**Source data:**
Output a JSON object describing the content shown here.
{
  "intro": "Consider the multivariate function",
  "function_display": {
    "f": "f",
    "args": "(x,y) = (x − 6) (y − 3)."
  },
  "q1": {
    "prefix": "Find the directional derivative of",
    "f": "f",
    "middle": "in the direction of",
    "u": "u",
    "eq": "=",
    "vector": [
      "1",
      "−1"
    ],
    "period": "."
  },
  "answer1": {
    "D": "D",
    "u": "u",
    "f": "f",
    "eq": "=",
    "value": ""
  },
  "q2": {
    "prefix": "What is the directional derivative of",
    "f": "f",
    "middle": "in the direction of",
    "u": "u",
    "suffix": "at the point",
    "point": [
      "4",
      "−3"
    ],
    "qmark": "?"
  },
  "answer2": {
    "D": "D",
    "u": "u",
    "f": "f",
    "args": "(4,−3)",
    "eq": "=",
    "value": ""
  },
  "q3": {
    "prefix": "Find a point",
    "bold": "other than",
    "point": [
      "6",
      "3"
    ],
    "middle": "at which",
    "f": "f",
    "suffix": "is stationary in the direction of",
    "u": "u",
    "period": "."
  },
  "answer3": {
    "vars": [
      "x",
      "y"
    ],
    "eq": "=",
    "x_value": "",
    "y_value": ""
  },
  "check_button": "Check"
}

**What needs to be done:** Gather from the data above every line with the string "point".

**Exercise response:**
    "suffix": "at the point",
    "point": [
    "prefix": "Find a point",
    "point": [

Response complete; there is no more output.